Records shown:

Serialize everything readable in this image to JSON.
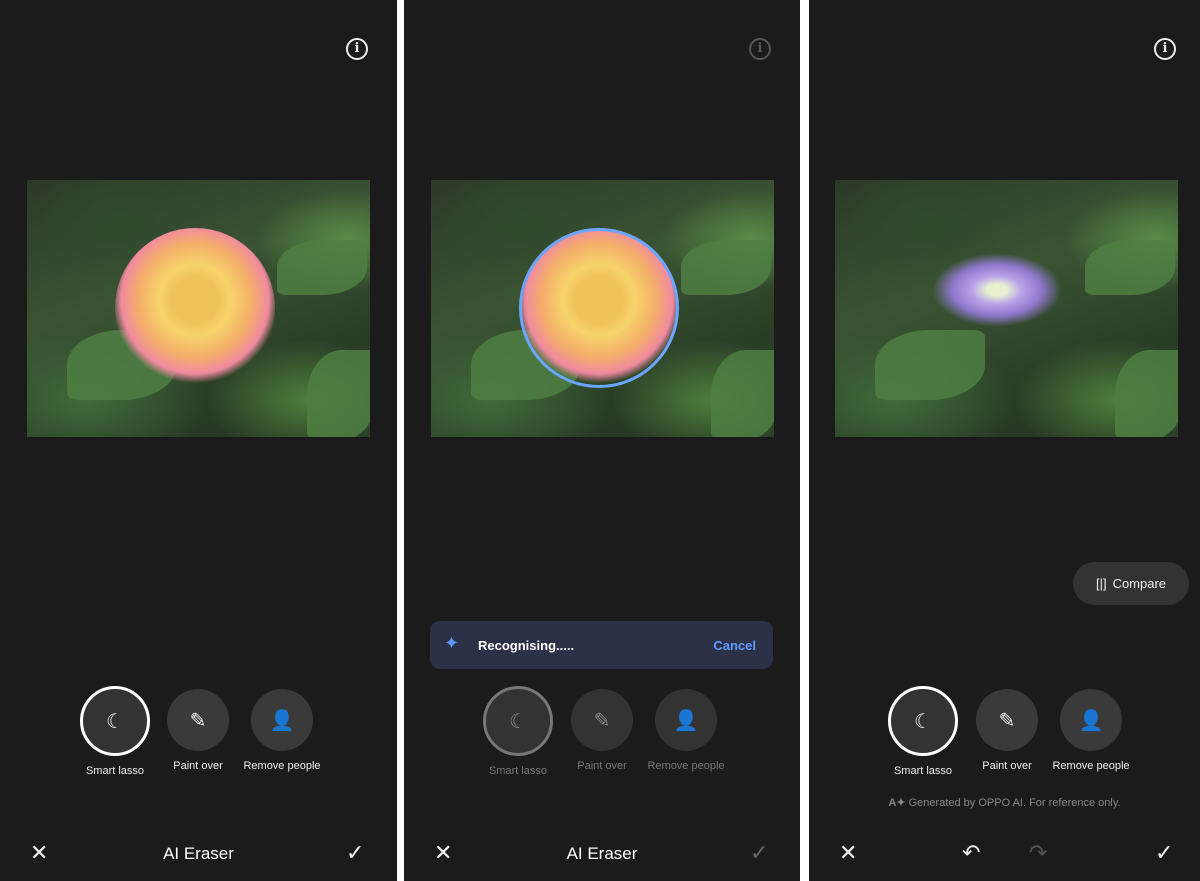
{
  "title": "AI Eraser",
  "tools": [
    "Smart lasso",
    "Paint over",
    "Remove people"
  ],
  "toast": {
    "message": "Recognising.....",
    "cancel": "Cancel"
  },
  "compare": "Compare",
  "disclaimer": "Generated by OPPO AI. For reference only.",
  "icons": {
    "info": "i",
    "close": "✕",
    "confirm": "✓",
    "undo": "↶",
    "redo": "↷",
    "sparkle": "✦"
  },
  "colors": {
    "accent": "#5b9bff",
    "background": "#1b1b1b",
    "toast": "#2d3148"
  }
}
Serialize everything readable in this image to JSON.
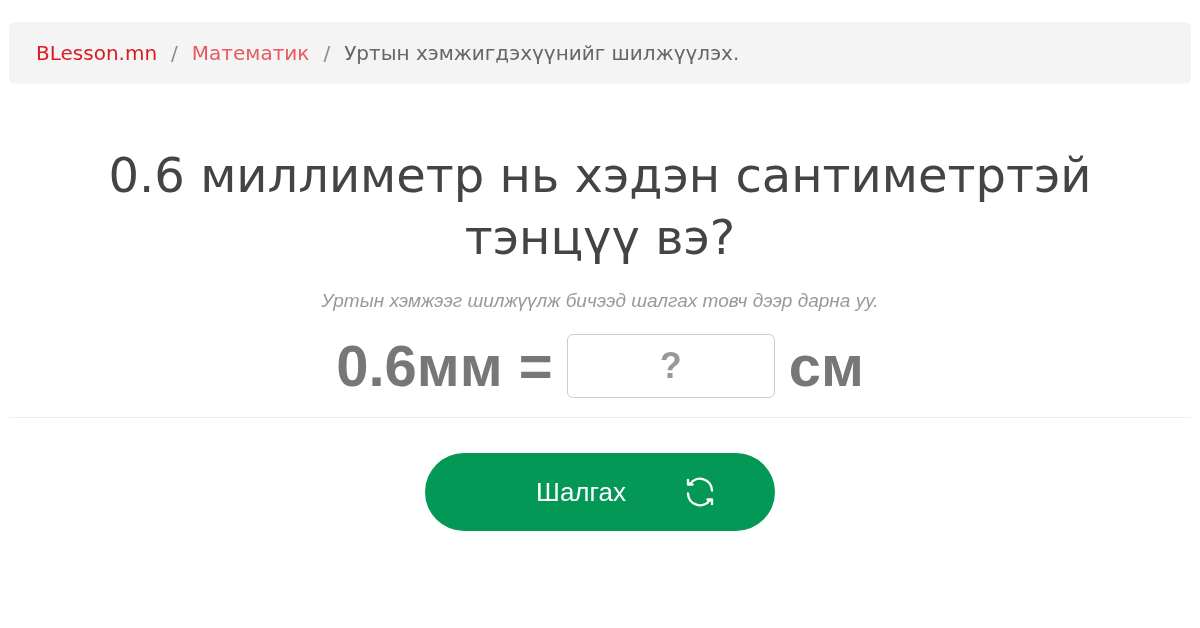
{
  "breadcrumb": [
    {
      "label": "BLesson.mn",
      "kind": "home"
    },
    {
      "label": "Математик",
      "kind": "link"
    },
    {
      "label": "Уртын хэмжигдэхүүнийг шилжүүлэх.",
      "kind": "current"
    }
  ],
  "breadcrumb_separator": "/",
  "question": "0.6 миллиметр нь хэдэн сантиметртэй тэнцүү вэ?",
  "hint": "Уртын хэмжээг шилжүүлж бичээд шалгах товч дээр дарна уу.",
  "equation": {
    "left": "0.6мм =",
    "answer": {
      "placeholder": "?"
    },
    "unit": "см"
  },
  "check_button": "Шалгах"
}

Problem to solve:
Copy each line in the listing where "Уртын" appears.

Output of the task:
      "label": "Уртын хэмжигдэхүүнийг шилжүүлэх.",
  "hint": "Уртын хэмжээг шилжүүлж бичээд шалгах товч дээр дарна уу.",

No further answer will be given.